### What to produce
Retype, without changes, every line from the line that contains "Extract the structured" through the final line of the records. Exclude pictures.

(Records excerpted from a collection)
════

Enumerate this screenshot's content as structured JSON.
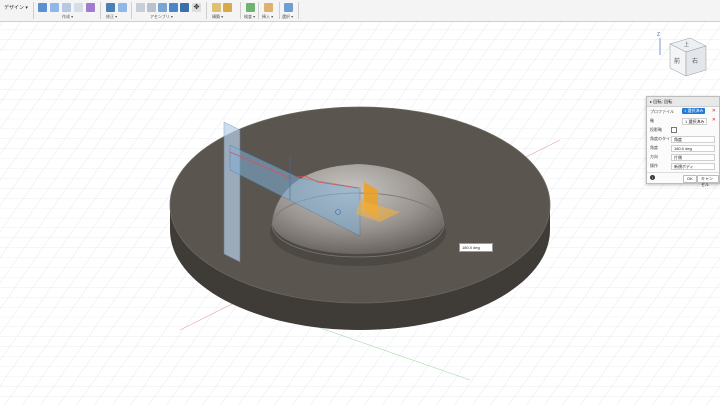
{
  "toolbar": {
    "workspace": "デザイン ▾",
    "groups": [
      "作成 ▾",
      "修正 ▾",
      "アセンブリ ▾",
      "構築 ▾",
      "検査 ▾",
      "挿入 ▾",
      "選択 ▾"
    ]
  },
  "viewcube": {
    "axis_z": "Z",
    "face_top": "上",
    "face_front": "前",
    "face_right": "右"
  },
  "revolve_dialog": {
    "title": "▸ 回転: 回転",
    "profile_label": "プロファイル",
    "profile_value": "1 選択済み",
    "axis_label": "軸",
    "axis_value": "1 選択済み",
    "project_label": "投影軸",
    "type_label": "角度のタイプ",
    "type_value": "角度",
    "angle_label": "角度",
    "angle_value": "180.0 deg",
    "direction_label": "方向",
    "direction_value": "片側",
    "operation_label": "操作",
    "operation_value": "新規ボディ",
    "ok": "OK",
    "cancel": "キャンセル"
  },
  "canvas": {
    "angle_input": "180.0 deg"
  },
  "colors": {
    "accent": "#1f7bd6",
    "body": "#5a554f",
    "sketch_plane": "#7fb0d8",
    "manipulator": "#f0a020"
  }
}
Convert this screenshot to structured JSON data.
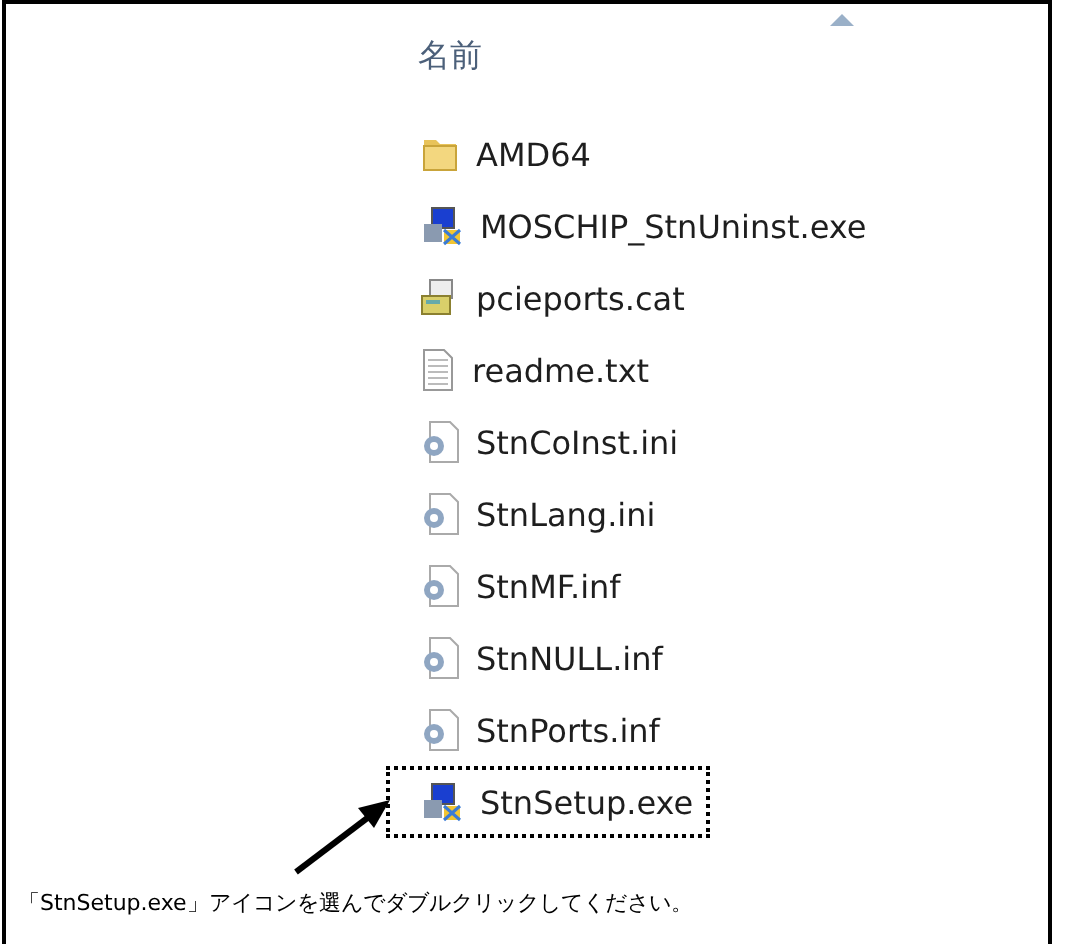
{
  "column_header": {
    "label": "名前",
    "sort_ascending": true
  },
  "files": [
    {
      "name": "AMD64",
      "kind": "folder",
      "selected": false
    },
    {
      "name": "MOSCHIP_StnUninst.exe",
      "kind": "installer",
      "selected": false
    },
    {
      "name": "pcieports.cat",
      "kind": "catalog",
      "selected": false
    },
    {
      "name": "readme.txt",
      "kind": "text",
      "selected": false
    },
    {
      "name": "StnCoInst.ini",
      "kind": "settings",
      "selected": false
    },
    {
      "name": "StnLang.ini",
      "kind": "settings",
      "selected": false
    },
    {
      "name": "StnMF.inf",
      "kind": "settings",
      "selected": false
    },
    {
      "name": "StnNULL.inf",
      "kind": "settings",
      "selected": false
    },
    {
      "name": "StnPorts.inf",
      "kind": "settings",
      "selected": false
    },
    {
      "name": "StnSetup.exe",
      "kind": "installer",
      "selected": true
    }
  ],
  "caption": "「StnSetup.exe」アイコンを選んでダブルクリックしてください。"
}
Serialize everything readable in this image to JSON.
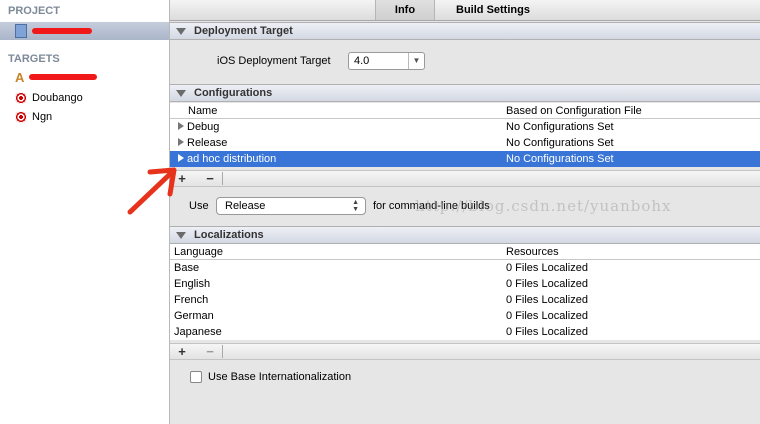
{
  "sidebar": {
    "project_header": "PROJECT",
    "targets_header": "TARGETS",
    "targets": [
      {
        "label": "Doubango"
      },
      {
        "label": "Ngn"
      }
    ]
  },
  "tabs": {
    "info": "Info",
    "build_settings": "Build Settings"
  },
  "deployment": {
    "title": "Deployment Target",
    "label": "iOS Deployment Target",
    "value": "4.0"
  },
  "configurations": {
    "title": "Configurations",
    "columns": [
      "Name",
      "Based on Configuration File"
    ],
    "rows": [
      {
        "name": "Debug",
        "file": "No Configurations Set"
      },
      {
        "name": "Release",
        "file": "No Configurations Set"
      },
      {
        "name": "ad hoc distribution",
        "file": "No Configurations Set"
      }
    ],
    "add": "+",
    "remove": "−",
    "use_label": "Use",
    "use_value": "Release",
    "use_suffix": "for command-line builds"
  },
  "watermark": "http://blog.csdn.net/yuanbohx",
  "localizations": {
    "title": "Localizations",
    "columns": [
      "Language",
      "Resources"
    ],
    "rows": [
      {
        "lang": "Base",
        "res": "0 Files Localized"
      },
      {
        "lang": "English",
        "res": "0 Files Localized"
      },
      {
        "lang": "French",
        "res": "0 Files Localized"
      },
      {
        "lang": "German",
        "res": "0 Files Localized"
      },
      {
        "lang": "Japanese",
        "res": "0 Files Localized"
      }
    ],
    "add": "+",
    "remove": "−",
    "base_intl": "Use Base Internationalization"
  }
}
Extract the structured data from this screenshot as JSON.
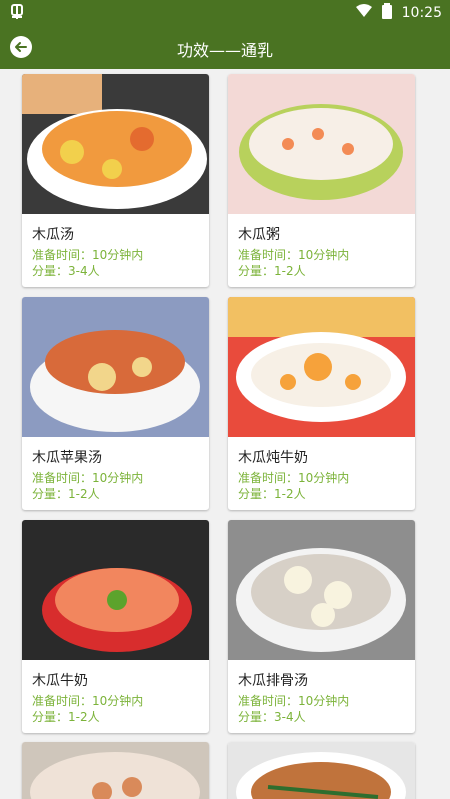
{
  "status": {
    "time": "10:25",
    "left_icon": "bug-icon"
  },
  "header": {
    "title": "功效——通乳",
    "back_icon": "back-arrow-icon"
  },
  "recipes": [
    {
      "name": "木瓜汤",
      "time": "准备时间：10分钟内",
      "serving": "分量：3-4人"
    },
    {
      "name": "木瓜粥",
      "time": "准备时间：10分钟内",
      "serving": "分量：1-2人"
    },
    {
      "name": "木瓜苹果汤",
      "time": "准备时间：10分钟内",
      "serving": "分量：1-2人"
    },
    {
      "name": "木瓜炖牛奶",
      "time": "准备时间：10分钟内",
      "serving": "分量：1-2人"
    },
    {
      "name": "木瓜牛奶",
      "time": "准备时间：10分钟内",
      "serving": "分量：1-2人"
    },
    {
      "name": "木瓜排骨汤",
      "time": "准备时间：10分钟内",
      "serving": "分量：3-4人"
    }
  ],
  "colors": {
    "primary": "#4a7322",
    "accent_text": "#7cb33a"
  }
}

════

### Solution to this task
Extract the structured data from this screenshot as JSON.
{
  "status": {
    "time": "10:25",
    "left_icon": "bug-icon"
  },
  "header": {
    "title": "功效——通乳",
    "back_icon": "back-arrow-icon"
  },
  "recipes": [
    {
      "name": "木瓜汤",
      "time": "准备时间：10分钟内",
      "serving": "分量：3-4人"
    },
    {
      "name": "木瓜粥",
      "time": "准备时间：10分钟内",
      "serving": "分量：1-2人"
    },
    {
      "name": "木瓜苹果汤",
      "time": "准备时间：10分钟内",
      "serving": "分量：1-2人"
    },
    {
      "name": "木瓜炖牛奶",
      "time": "准备时间：10分钟内",
      "serving": "分量：1-2人"
    },
    {
      "name": "木瓜牛奶",
      "time": "准备时间：10分钟内",
      "serving": "分量：1-2人"
    },
    {
      "name": "木瓜排骨汤",
      "time": "准备时间：10分钟内",
      "serving": "分量：3-4人"
    }
  ],
  "colors": {
    "primary": "#4a7322",
    "accent_text": "#7cb33a"
  }
}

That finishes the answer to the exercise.